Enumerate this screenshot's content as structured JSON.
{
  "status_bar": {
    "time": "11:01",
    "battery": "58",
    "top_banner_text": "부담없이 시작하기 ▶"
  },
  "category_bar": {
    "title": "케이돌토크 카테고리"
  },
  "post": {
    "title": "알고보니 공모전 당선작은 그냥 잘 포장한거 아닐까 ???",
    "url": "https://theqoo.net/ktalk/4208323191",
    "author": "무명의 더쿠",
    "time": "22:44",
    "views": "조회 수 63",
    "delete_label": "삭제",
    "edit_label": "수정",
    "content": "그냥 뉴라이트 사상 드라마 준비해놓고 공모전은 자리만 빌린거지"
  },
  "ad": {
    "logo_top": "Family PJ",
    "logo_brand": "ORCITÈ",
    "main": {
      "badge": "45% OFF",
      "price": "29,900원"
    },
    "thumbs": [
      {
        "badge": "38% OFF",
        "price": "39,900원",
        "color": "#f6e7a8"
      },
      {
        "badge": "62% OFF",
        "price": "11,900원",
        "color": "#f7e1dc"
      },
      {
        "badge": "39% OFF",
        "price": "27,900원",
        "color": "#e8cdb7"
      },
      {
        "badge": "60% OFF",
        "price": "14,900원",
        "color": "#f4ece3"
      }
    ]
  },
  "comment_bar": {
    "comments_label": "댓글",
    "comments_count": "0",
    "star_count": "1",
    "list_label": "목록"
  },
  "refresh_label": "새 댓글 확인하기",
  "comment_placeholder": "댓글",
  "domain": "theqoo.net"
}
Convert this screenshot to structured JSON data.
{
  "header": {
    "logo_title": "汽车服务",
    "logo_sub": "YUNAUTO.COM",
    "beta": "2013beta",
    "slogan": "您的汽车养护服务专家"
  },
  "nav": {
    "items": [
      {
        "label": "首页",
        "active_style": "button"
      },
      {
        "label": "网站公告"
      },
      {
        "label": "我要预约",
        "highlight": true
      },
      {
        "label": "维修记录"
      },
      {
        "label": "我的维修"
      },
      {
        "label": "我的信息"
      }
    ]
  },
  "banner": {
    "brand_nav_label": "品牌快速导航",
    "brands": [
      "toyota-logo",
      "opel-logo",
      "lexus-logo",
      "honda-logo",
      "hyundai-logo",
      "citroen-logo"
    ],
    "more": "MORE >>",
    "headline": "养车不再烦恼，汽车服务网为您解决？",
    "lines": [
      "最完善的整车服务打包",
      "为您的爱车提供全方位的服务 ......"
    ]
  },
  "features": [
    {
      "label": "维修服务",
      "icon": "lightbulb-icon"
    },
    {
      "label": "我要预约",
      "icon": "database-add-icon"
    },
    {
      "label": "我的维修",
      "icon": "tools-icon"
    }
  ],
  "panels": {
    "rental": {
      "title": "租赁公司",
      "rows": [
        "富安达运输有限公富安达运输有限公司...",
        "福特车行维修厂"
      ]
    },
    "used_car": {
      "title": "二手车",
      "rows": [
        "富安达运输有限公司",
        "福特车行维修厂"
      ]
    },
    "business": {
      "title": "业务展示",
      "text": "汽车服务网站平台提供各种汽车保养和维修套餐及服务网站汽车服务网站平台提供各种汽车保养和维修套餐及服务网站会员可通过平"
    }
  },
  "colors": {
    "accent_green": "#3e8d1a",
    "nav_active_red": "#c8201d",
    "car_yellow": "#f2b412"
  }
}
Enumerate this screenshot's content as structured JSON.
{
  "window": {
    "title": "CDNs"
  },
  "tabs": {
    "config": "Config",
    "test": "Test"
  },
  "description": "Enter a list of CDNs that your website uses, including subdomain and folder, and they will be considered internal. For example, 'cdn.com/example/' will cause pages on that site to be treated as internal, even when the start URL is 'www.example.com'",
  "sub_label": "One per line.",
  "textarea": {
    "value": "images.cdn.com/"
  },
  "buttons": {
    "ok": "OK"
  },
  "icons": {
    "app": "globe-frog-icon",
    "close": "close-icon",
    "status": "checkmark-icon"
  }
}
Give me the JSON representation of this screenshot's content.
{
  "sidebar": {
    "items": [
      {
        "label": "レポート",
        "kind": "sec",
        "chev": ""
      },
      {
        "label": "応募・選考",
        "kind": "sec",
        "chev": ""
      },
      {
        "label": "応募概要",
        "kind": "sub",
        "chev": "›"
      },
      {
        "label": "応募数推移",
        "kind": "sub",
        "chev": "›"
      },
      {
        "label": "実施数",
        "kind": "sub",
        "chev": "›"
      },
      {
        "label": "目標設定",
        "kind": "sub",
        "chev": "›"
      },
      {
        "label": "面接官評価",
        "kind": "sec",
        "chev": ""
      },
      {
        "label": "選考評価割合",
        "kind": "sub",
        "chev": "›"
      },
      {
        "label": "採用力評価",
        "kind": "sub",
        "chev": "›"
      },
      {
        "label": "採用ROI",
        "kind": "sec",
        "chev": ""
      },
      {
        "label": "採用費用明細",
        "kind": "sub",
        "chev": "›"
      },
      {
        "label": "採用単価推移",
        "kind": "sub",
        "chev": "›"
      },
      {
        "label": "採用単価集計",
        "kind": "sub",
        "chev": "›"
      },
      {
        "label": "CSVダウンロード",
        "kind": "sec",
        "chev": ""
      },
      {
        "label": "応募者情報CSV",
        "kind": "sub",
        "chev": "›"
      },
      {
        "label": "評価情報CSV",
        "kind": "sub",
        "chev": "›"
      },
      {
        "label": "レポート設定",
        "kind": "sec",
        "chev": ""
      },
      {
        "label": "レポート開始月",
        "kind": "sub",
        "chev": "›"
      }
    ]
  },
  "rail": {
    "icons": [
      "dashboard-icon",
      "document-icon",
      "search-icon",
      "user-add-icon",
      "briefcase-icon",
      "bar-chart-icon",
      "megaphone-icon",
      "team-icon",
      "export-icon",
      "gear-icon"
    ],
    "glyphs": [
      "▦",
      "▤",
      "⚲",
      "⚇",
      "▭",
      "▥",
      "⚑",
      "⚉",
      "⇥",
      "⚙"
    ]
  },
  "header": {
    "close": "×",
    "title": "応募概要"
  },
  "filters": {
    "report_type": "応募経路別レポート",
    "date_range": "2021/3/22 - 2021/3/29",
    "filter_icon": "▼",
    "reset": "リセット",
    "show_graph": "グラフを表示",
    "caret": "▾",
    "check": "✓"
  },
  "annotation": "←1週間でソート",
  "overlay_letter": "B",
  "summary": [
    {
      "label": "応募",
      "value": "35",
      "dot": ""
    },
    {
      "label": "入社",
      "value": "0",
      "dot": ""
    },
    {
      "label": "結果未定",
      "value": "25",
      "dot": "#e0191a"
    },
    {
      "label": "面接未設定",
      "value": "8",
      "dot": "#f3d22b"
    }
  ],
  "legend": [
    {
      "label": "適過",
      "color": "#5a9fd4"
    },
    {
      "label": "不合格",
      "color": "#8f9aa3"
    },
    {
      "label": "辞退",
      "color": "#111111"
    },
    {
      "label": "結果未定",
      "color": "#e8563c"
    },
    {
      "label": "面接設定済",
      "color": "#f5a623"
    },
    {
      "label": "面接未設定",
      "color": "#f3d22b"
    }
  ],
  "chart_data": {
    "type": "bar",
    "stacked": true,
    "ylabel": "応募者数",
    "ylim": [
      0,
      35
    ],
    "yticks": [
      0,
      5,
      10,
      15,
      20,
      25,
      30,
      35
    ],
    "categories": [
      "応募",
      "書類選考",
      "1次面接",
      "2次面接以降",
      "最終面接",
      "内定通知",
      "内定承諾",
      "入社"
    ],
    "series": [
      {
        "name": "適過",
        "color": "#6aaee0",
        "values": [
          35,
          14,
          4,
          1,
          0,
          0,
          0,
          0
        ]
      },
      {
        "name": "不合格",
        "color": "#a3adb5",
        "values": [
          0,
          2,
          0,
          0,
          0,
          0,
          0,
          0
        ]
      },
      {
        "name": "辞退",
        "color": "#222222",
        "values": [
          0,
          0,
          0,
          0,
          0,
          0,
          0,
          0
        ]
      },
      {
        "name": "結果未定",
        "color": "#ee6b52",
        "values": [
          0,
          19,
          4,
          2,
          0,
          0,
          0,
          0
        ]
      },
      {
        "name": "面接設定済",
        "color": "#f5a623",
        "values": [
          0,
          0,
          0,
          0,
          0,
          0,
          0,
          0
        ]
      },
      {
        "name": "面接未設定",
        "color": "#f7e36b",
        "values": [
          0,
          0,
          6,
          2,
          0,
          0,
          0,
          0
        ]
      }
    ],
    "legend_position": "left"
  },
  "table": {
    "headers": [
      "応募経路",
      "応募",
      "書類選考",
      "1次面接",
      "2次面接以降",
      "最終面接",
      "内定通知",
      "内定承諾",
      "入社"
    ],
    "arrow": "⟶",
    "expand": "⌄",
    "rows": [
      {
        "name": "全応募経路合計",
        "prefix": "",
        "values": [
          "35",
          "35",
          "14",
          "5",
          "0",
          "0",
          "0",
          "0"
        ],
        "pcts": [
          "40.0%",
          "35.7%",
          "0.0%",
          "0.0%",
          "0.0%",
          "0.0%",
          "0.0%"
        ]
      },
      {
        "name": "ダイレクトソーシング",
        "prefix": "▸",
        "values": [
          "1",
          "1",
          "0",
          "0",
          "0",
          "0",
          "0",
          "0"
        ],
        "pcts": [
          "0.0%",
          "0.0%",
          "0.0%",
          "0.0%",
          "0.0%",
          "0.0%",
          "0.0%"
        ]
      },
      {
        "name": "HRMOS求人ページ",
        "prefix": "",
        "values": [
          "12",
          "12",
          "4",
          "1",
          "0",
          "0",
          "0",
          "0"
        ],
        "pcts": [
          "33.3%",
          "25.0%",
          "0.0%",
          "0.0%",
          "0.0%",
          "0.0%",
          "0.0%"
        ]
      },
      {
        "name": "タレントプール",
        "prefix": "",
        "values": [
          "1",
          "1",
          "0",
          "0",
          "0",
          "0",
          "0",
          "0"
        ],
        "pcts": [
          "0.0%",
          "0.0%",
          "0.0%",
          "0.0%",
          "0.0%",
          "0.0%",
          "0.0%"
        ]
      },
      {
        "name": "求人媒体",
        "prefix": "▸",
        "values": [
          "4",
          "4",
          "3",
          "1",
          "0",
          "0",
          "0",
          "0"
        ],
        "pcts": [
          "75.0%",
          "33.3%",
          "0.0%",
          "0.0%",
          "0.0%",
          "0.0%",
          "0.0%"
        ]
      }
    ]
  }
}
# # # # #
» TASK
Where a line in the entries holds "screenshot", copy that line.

» EXERCISE SOLUTION
Enumerate this screenshot's content as structured JSON.
Convert this screenshot to structured JSON data.
Enumerate this screenshot's content as structured JSON.
Give me the JSON representation of this screenshot's content.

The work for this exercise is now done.